The wait continues for former Spokane police officer Karl Thompson, who is appealing for a new trial in the wake of his conviction last November of using excessive force and violating Otto Zehm's civil rights in 2006.

Thompson was back in court Friday fighting for a new trial, alleging that prosecutors suppressed evidence, an allegation that first surfaced back in January after one of the government's expert witnesses wrote a letter to the court claiming his interpretation of surveillance video from the Zip Trip was vastly different from what prosecutors had told the jury during the trial.

That witness, Grant Fredericks, said he didn't see Thompson immediately hitting Zehm with a police baton after he entered the store and that put him at odds with the prosecution's theory of the case.

Furthermore, Fredericks complained to Judge Fred Van Sickle that his interpretation of what happened to Zehm had never been shared with the defense.

Thompson's attorneys say the government was required to provide that exculpatory evidence but did not do so until after the trial was over.

In court Friday, however, prosecutors with the U.S. Attorney's office said the defense was getting reports about Fredericks' interpretations back in 2009 and that if Fredericks had information that was so valuable to Thompson's case, why didn't the defense call him as one of their witnesses?

Judge Van Sickle has been concerned enough about these allegations to delay Thompson's sentencing the past nine months and did not rule on his motion for a new trial Friday.

Because it has been nine months since Thompson was convicted some people might think the judge is dragging his feet in sending this former police officer to prison.
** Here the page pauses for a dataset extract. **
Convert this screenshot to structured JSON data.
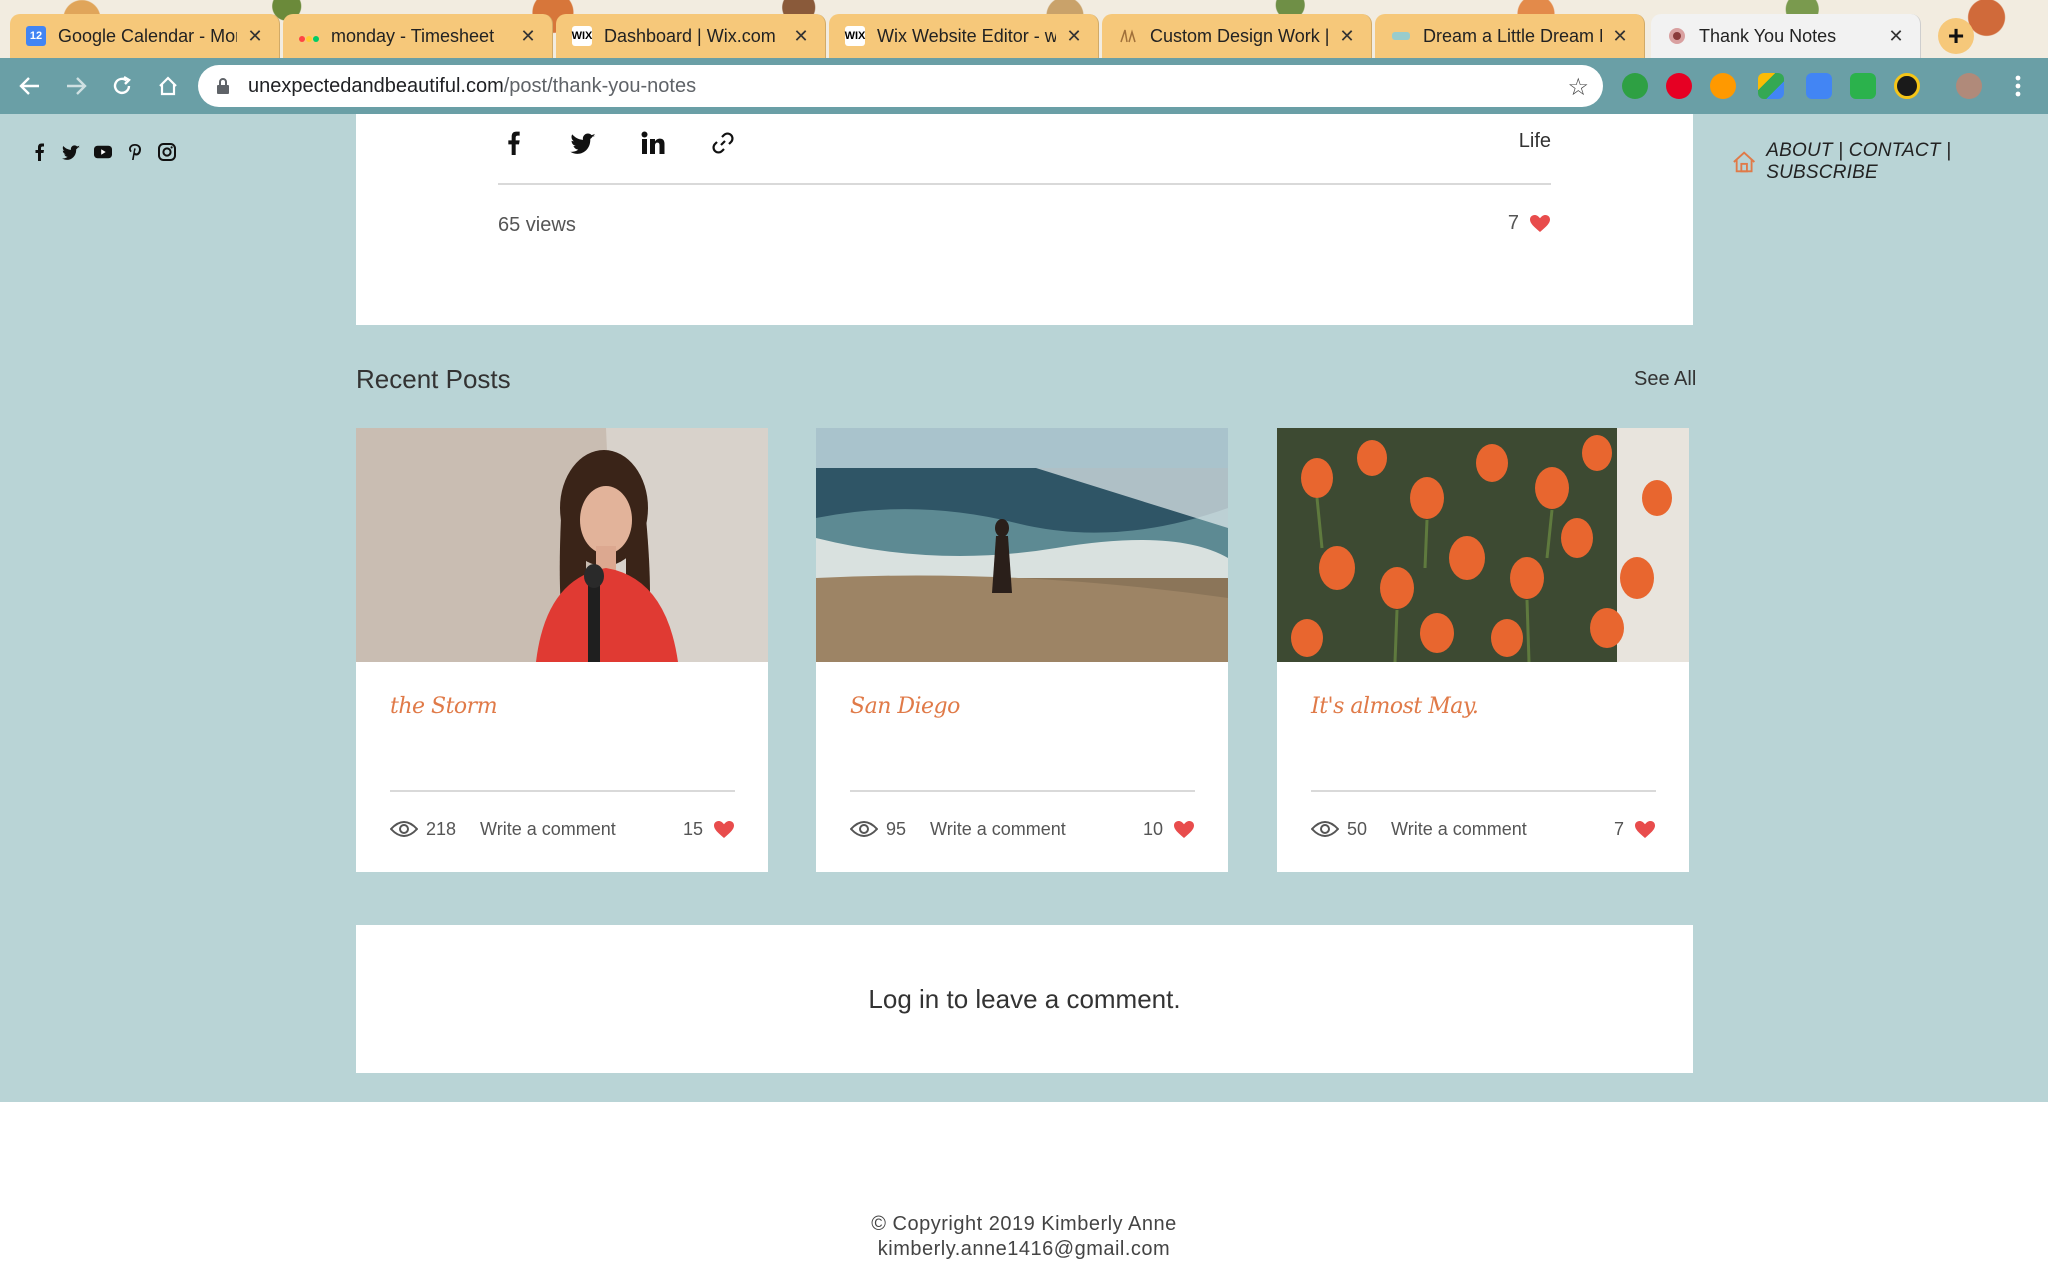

However the opposite may be true: By hearing every one of the defense's motions, the court is eliminating Thompson's possible avenues for an appeal in the future.